This figure did not include the Jordan Valley in the northern West Bank, an area experiencing settler violence daily and something farmer Fawzi Daraghmeh is all too familiar with. 

“Settlers attack my goats, hitting them in the stomach, in the head and in the legs,” Daraghmeh said. “They’re always trying to provoke my family and me and if any of us say anything, the settlers will just call the army and tell them we attacked them.”

Since 2019, Daraghmeh has lost about 250 acres of farmland to the Um Zuqa settler farm. The amount of grazing land stolen is harder to quantify, he said, but estimated losing hundreds of acres to settlers. 

We’re talking about a system, which has a lot of knowledge and experience. It’s not like someone woke up in the morning and decided they wanted to be a cowboy.

Dror Etkes

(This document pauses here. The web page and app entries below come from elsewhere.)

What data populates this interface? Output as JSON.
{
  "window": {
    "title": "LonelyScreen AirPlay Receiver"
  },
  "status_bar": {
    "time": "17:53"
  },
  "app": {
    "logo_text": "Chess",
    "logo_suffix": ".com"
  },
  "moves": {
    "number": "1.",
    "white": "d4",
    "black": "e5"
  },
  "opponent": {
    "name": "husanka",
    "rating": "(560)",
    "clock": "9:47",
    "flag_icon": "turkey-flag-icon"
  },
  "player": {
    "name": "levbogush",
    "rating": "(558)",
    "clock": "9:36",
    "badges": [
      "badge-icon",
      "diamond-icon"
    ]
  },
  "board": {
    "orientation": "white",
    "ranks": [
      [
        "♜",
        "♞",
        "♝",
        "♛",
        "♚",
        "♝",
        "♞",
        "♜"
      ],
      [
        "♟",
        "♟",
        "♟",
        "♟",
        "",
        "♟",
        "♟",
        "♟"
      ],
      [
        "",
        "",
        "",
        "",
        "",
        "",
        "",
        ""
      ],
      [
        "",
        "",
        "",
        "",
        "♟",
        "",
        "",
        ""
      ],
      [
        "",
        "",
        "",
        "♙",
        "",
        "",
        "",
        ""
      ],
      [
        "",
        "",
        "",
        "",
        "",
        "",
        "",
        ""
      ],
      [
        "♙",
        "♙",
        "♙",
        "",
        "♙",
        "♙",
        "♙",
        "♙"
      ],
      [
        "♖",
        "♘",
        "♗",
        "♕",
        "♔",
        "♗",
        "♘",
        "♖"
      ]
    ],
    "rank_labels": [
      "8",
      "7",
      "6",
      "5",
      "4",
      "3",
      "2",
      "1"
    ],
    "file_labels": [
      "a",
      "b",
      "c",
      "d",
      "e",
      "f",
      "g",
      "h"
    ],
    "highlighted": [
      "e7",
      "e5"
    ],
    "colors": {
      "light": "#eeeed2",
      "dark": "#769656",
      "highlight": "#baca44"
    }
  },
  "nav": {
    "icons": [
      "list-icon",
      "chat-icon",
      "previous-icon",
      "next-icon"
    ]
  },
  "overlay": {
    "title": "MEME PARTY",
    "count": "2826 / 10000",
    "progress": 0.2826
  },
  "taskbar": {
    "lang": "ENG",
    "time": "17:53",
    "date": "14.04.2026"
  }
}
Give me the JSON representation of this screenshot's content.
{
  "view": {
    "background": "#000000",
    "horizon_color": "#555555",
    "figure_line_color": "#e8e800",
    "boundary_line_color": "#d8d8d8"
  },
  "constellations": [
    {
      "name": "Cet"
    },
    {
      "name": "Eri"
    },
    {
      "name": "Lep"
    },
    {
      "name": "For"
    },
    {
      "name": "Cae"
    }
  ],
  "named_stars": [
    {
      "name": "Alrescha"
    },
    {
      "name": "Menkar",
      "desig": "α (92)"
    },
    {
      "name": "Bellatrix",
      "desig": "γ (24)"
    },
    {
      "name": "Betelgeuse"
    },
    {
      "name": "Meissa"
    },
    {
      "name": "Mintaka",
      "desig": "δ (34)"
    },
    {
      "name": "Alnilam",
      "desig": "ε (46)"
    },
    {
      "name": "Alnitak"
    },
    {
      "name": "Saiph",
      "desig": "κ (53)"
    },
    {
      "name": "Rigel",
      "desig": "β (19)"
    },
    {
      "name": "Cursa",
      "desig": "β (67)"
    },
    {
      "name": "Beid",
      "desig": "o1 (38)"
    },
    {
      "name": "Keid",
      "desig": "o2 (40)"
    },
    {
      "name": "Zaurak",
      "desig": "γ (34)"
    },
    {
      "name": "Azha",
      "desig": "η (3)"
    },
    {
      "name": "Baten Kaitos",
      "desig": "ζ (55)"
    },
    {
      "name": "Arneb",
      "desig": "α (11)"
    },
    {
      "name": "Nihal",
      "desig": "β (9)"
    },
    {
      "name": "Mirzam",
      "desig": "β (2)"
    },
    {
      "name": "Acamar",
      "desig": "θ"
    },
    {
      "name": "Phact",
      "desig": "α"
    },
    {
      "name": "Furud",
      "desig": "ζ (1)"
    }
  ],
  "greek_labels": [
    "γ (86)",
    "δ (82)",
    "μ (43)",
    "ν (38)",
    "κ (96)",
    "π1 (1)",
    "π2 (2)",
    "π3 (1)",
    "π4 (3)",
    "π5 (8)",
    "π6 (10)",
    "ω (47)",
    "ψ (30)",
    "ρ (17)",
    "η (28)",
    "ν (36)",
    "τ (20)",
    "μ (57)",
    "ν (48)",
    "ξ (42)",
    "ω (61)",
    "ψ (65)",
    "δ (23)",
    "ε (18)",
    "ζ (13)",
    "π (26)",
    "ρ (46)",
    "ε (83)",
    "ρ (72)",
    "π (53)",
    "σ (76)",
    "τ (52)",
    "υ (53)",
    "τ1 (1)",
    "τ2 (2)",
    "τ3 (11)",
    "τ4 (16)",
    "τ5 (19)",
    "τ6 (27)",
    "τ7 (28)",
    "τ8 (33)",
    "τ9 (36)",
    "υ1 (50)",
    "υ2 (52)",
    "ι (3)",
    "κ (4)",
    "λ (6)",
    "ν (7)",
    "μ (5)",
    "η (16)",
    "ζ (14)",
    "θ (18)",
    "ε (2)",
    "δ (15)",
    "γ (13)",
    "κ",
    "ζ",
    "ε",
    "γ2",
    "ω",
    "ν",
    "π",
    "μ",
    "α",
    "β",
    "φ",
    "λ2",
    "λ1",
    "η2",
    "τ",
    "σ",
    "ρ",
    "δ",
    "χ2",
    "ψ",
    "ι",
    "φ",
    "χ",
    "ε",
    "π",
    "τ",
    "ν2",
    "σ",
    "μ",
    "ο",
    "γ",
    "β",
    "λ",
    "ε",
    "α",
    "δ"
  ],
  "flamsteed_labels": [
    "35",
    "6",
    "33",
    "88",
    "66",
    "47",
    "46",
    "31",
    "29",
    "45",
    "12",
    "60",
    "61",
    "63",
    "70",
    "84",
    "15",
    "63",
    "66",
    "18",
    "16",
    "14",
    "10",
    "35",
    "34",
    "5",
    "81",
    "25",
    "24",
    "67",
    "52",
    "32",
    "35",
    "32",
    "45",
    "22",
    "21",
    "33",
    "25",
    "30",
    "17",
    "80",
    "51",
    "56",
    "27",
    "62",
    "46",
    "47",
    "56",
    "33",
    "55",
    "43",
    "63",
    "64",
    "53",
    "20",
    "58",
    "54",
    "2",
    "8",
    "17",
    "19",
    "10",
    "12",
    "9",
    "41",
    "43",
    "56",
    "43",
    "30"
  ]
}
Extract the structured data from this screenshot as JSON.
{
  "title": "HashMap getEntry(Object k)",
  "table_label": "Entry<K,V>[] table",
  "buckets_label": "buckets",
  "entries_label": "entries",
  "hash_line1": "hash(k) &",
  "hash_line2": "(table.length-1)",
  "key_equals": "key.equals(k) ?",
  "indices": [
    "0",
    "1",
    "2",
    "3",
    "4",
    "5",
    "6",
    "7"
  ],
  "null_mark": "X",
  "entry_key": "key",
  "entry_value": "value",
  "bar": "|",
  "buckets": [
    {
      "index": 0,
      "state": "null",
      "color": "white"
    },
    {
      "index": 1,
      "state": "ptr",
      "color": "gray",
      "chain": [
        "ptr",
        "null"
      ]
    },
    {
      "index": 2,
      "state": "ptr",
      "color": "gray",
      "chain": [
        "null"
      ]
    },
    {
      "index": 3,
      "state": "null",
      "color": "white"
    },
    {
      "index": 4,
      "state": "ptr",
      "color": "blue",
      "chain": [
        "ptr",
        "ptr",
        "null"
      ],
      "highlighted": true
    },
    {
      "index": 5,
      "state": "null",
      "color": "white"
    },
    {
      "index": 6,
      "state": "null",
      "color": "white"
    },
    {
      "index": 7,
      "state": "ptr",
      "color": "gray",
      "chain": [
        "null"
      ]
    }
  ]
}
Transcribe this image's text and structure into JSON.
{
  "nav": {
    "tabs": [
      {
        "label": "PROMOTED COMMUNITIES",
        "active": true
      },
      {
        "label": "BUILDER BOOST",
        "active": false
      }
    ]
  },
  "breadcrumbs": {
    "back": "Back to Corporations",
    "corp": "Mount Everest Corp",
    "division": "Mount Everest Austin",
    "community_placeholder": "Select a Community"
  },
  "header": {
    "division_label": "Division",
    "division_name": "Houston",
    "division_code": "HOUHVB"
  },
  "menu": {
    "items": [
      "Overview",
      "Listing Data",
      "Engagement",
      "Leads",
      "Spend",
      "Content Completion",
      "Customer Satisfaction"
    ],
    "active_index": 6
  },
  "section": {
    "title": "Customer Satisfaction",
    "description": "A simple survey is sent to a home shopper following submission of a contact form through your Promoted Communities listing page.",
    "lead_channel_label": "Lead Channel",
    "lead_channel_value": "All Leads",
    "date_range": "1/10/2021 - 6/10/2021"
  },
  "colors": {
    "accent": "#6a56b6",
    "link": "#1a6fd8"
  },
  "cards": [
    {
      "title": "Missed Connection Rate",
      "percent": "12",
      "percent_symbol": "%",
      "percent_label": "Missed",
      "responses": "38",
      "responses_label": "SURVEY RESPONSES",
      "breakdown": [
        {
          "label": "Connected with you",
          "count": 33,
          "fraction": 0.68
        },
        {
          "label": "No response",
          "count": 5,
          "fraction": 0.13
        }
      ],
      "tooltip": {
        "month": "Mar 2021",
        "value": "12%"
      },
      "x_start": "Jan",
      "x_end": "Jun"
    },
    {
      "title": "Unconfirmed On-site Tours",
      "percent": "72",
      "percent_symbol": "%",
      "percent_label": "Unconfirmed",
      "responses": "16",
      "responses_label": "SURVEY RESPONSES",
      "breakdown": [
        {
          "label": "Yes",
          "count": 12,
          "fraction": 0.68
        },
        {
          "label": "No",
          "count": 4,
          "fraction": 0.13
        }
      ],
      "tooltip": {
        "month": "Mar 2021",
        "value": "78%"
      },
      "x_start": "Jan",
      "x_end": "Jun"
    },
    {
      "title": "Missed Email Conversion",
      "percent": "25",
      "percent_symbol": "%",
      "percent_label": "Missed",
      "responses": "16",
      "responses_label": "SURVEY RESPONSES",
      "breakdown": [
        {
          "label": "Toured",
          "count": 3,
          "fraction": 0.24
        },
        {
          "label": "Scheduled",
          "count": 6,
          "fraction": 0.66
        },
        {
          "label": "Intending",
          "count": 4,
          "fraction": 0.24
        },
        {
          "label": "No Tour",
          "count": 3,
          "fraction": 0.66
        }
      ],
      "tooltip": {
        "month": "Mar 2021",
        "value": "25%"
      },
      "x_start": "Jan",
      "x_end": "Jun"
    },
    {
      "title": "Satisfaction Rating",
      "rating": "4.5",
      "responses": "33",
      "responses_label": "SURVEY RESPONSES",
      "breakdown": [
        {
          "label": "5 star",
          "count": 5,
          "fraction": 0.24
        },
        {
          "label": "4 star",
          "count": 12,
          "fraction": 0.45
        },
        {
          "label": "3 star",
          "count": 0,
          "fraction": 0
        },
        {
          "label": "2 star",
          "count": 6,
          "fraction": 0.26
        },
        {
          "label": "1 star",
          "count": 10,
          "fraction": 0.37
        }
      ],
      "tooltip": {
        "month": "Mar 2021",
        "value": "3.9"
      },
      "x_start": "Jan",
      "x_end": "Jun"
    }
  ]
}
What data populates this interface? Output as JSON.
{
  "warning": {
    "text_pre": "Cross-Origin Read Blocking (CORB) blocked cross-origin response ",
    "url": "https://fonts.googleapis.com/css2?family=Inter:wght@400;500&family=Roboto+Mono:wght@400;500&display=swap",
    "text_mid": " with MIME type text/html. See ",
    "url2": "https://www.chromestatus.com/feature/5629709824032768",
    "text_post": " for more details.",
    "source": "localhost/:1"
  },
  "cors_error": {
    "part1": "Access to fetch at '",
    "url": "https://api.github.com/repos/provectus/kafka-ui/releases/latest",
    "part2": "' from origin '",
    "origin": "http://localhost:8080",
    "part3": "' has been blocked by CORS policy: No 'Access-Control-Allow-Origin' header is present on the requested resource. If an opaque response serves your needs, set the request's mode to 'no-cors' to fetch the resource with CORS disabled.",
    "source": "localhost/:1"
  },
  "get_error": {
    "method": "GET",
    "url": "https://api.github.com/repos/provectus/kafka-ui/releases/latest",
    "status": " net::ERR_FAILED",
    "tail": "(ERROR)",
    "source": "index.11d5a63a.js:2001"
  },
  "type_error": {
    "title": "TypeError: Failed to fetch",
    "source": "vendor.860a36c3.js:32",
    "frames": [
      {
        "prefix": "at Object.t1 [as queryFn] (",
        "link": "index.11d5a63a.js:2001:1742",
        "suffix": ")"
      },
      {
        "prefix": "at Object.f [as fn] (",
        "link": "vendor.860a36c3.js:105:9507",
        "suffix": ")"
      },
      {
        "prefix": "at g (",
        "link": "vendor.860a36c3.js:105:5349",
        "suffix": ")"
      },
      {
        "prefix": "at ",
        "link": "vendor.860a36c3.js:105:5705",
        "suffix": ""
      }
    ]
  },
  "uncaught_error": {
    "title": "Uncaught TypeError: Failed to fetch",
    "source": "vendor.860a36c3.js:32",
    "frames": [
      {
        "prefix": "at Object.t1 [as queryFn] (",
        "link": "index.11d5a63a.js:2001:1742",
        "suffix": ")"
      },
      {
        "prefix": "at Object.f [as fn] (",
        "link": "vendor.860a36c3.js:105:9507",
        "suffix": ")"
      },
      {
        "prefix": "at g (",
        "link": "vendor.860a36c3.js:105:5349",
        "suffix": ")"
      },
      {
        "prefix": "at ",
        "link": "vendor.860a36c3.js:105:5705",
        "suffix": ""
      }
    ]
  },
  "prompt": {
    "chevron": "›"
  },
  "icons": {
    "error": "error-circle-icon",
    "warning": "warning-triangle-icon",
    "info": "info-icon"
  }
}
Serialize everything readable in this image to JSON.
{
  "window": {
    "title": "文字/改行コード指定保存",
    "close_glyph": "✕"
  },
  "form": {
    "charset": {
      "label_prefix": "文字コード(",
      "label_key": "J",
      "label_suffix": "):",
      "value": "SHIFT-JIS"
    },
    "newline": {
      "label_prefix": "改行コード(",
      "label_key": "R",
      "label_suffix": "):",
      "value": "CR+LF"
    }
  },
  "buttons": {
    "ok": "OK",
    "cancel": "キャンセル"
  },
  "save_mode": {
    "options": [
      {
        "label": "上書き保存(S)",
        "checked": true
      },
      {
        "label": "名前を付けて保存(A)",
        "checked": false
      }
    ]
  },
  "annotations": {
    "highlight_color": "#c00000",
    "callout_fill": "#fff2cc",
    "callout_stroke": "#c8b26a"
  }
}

Calculations done by Israeli land policy organization, Kerem Navot, as part of B’Tselem’s report, found settler farms in the Jordan Valley, Masafer Yatta and other parts of the West Bank have taken over nearly 7,000 acres in the last five years. However, this number does not include the entirety of the West Bank, which Kerem Navot founder, Dror Etkes, said the organization is currently measuring.

From Etkes’ conclusions, the phenomenon of settler farms is intentionally entwined with state policy. 

“The most important thing [for Israel] right now is to get Palestinians out of the larger areas in Area C. And in order to do that, you need to contract settlers to get these Palestinians out, and that’s exactly what these farms are doing,” Etkes said. 

As emphasized in B’Tselem’s report, most agricultural outposts are built with state support in the form of infrastructure, water and farming subsidies.  

“Someone tells the military to guard the settlements. Someone designated the land to begin with and decided where the outpost is going to be. So, we’re talking about a system, which has a lot of knowledge and experience. It’s not like someone woke up in the morning and decided they wanted to be a cowboy,” Etkes said. 

Settlers as a tool of the state

And while settlers are scoring subsidies, Palestinian farmers are losing money. 

Ali Awad, a Palestinian activist from the hamlet of Tuba in Masafer Yatta, comes from a family of shepherds whose primary source of income has been eradicated by encroaching settler farms. 

Instead of having their sheep graze on the hillside, Ali’s family now purchases bales of hay to feed their animals. “We lost our whole traditional lifestyle,” Ali said. Even the manufactured livestock feed isn’t immune to settler attacks. In June, settlers burned a year’s supply of hay bales Ali’s family bought. 

“Settler violence is only part of Israeli colonist goals. These people are used as tools — justified by racist laws — for committing ethnic cleansing against the Palestinians.”

Ali Awad

Settler expansion has crippled Masafer Yatta’s economy. Two-thirds of the families in Tuba have left in the last decade. From Ali’s vantage point, the purpose of these agricultural outposts is to “evict Palestinians.”

“Settler violence is only part of Israeli colonist goals,” Ali said. “These people are used as tools — justified by racist laws — for committing ethnic cleansing against the Palestinians.”

With the high price of animal feed and without room to graze, Ali’s family is becoming hopeless. 

“Every day we think about leaving,” Jaber Awad, Ali’s uncle, said. “Walking 100 meters [330 feet] out of the home means a settler is standing in front of you and your flock.” 

Like the Awad family, Daraghmeh in the Jordan Valley feels trapped. “Because of these outposts, I feel like I am in jail with my sheep and goats. We can’t move. We can’t go anywhere.”

Jessica Buxbaum is a freelance journalist based in Jerusalem covering Palestine and the Israeli occupation